The 2015 Formula Drift season starts in less than a month and millions of drift fans (including me) all over the world are getting excited. As a member of the media I have seen many outlets use all types of innovative and enterprising ways to capture the fast sideways action. It started with elaborate mounts for DSLR cameras being placed everywhere from on cars to fences near clipping points. The advent of the GoPro camera made such placement much easier and even more creative. However, what really took off (pun loading in 3, 2, 1…) was the use of camera drones.
If you are unfamiliar with what a camera drone is, think of it as a very powerful RC helicopter but with several props and is capable of hovering several hundred feet in the air. These drones typically come with gimbals that can be equipped with GoPro cameras or DLSR cameras and allow for gaining very high quality aerial footage. Such drones are being used for everything from Hollywood productions to capturing news. They have become quite popular due to their ease of use and the fact that relative to hiring a real helicopter for camera work, a drone is dirt cheap!

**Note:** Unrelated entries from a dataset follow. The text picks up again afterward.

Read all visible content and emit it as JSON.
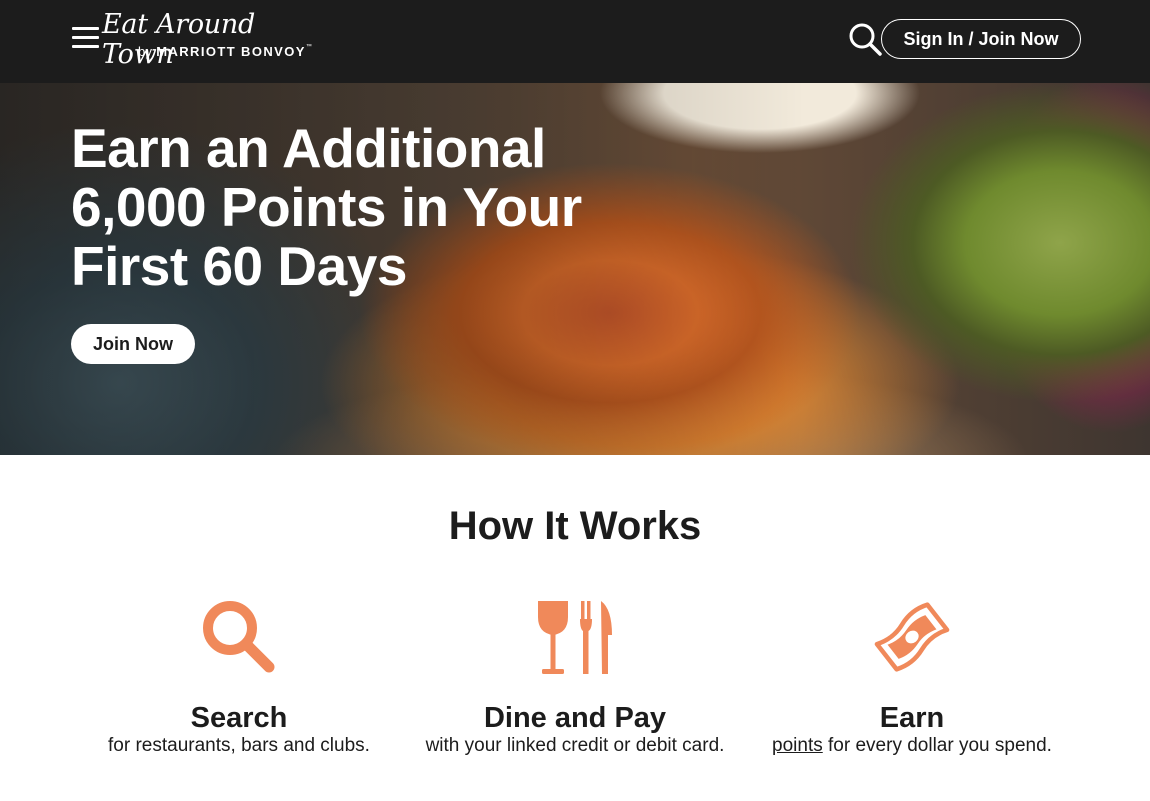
{
  "header": {
    "logo_main": "Eat Around Town",
    "logo_by": "by ",
    "logo_brand": "MARRIOTT BONVOY",
    "logo_tm": "™",
    "signin_label": "Sign In / Join Now"
  },
  "hero": {
    "title": "Earn an Additional 6,000 Points in Your First 60 Days",
    "cta_label": "Join Now"
  },
  "how_it_works": {
    "title": "How It Works",
    "steps": [
      {
        "icon": "magnifier-icon",
        "title": "Search",
        "desc": "for restaurants, bars and clubs."
      },
      {
        "icon": "wine-fork-knife-icon",
        "title": "Dine and Pay",
        "desc": "with your linked credit or debit card."
      },
      {
        "icon": "cash-bill-icon",
        "title": "Earn",
        "desc_link": "points",
        "desc_rest": " for every dollar you spend."
      }
    ]
  },
  "colors": {
    "header_bg": "#1c1c1c",
    "icon_accent": "#f0895a",
    "text": "#1c1c1c"
  }
}
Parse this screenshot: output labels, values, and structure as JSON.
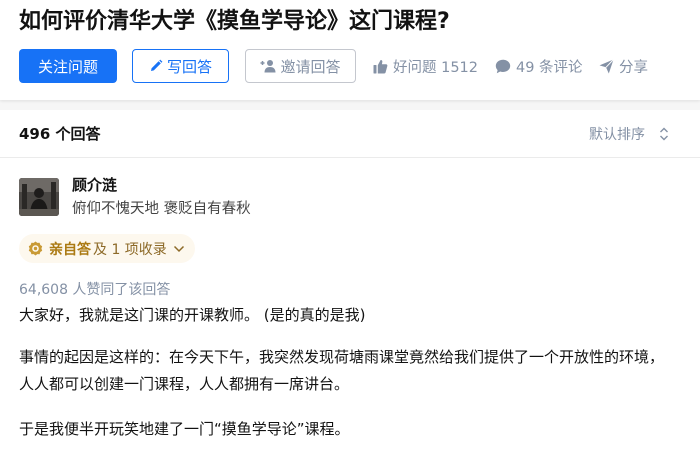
{
  "question": {
    "title": "如何评价清华大学《摸鱼学导论》这门课程?",
    "follow_label": "关注问题",
    "write_label": "写回答",
    "invite_label": "邀请回答",
    "upvote_label": "好问题 1512",
    "comment_label": "49 条评论",
    "share_label": "分享",
    "icons": {
      "write": "pencil-icon",
      "invite": "add-person-icon",
      "upvote": "thumbs-up-icon",
      "comment": "comment-bubble-icon",
      "share": "paper-plane-icon"
    }
  },
  "answers": {
    "count_label": "496 个回答",
    "sort_label": "默认排序",
    "sort_icon": "sort-arrows-icon"
  },
  "answer": {
    "author_name": "顾介涟",
    "author_bio": "俯仰不愧天地 褒贬自有春秋",
    "badge_main": "亲自答",
    "badge_sub": "及 1 项收录",
    "badge_icon": "medal-icon",
    "votes_label": "64,608 人赞同了该回答",
    "paragraphs": [
      "大家好，我就是这门课的开课教师。  (是的真的是我)",
      "事情的起因是这样的：在今天下午，我突然发现荷塘雨课堂竟然给我们提供了一个开放性的环境，",
      "人人都可以创建一门课程，人人都拥有一席讲台。",
      "于是我便半开玩笑地建了一门“摸鱼学导论”课程。"
    ]
  },
  "colors": {
    "primary": "#1772f6",
    "muted": "#8491a5",
    "badge_bg": "#fdf8ee",
    "badge_text": "#ab7a13"
  }
}
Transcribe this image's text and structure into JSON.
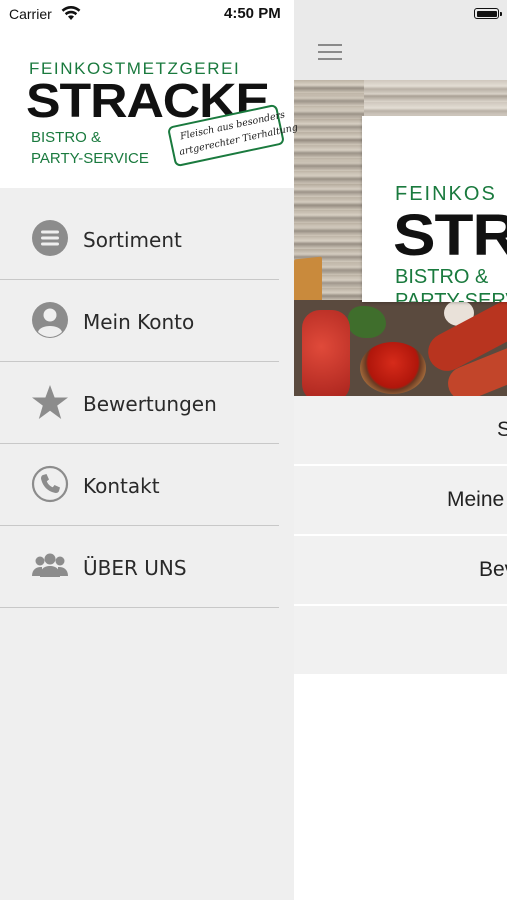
{
  "status_bar": {
    "carrier": "Carrier",
    "time": "4:50 PM",
    "wifi_icon": "wifi-icon",
    "battery_icon": "battery-icon"
  },
  "logo": {
    "line1": "FEINKOSTMETZGEREI",
    "line2": "STRACKE",
    "line3": "BISTRO &",
    "line4": "PARTY-SERVICE",
    "badge_line1": "Fleisch aus besonders",
    "badge_line2": "artgerechter Tierhaltung",
    "brand_green": "#1a7a3e"
  },
  "drawer": {
    "items": [
      {
        "label": "Sortiment",
        "icon": "list-icon"
      },
      {
        "label": "Mein Konto",
        "icon": "user-icon"
      },
      {
        "label": "Bewertungen",
        "icon": "star-icon"
      },
      {
        "label": "Kontakt",
        "icon": "phone-icon"
      },
      {
        "label": "ÜBER UNS",
        "icon": "group-icon"
      }
    ]
  },
  "main": {
    "menu_icon": "hamburger-icon",
    "sign_line1": "FEINKOS",
    "sign_line2": "STR",
    "sign_line3": "BISTRO &",
    "sign_line4": "PARTY-SERV",
    "items": [
      "S",
      "Meine",
      "Bev"
    ]
  }
}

Because of these factors drones started to become common place at Formula Drift events for the last two seasons. At the Irwindale finale last year I remember seeing at least three drones hovering over the track and doing fly-bys of the grandstands as fans waved to them.
Although, it looks like starting this season that kind of thing will just be a memory. Formula Drift has recently sent out an email to all media reps detailing new guidelines and rules for the 2015 season and one of them is that all Formula Drift events are officially “No Drone Zones” as in drones will no longer be allowed. While this rule doesn’t affect my ability to cover Formula Drift events it may affect others and it confused me as to why Formula Drift would move to ban drones after allowing them for the last few seasons. Especially since (to my knowledge) I have never heard of any major accident or incident at a Formula Drift event involving a drone. I decided to do some digging and while there is no official statement from Formula Drift on why they created the new rule, a source close the organization provided some insight.
According to the source this move is mostly pre-emptive and that regardless of the past, drones are still a “liability” and can “cause distraction”. Also, just because there hasn’t been any major drone crashes yet does not mean it can’t happen. Can you imagine the fallout if a rookie drone pilot crashes a big drone with sharp spinning blades into the packed grandstands at Irwindale or Long Beach? Which is likely the other reason for the ban the source cited as allowing drones in an official capacity would significantly raise insurance costs for Formula Drift.
When looking at things from that point of view this new rule makes much more sense. Although that’s just my opinion? What do you think? Is it smart for Formula Drift to put the kibosh on drone cameras before something horrible happens? Or do you think they are over reacting? Let us know in the comments or tweet to us @MotorworldHype. If you want to see what a camera drone looks like in action, check out a quick video feature below we did on a pair of drone pilots filming round 1 at Long beach a few years back.